Competition began with complications. They bombed the first round through a combination of jetlag and petulant refusal to withdraw from the Middle East.9 In a conference call after the debate, the Provost introduced his Dean of Self-Improvement, who, to look at, had self-improved right out of the criminal justice system and into the tertiary sector. “Get it together, guys,” he warned, in a pop-psychology-by-way-of-solitary-confinement kind of way. But they didn’t. The next round was miffed when a “this is all your fault”-“no it’s yours” kind of argument erupted at the topic table, and led them to mistakenly prep affirmative when they were neg. Attempts to obscure this fact, by substituting “not” “anti-” and “un-” before as many words as they could were similarly futile. They approached the debates that followed through vacant eyes with thousand-palm card stares, speaking in dull warbles and bombing out every time.
The silent rounds were still to come, but the delegate math was pure Hillary.

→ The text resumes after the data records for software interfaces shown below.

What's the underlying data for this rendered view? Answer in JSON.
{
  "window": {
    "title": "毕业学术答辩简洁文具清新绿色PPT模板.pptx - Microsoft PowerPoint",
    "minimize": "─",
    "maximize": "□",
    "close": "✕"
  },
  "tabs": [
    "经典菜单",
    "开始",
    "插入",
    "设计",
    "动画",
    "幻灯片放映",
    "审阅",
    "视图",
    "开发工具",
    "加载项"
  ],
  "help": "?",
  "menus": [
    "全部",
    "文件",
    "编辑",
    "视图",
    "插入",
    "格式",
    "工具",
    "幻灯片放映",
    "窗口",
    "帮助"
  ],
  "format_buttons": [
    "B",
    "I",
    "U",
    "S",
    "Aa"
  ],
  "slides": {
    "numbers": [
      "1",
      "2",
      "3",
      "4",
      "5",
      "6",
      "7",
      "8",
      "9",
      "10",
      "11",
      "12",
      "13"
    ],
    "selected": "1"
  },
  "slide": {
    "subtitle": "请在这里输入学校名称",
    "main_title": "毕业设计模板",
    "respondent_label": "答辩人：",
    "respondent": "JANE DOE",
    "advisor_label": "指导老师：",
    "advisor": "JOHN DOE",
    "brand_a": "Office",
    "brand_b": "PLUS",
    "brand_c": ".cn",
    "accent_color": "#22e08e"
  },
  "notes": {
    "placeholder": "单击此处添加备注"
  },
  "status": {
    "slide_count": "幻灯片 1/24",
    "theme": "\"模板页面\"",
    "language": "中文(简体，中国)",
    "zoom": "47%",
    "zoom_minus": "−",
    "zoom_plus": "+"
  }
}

There weren’t enough points left for them to advance, so instead they returned to the hotel, and complained up a partial refund;10 re-directed their flights, absconded in the night.
- Full disclosure: Yours Truly has never attended one of these tournaments and ended an uninspiring debating career with an elimination loss to Tangara in the Catholic Schools Debating Association competition circa-2008. As a coach, Y.T. is 2-1, with his financial future dependent on how the 7s match up in ISDA next week.
- Don’t be fooled, the ‘university’ is online only, no bricks or mortar, but nonetheless shares something with our campus in terms of being run by very bad dudes.
- Pseudonym, Dickensian (the man is a pleasure to be with).
- Without realising, David—who thought he found the University and enacted the plan of his own steam—had the idea implanted subconsciously when he, stoned out of his mind, sat couch potato at home base during Australs, 2013.
- Wearing U of [R] apparel, obviously.
- The university maintained a large merchandise line and, as the majority of teaching took place via video (esp. for the popular Dip. Phys Ed (Physiotherapy) stream), the staff including Provost staked out a bare corner of an Anytime Fitness in South Singapore to festoon a University crest and surreptitiously film demonstration videos or threatening Skype messages. The proprietor of the gym was unenthused but settled for a one-off fee and honorary doctorate.
- Y.T. can’t name him here, but if you contact Y.T. directly Y.T. will hook you up.
- Like any co-curricular, debating strategy evolves over time, and the arguments that pass at tournaments generally align with the broader political zeitgeist. University debaters 2016, so politically conscious and broadly left wing, have very little in common with prodigious high school debaters 2010, who resemble young Christopher Hitchenses for their freedom fetishism and predilection for boots on the ground.
- And realised later that it was the first successful argument they had proffered all tourney.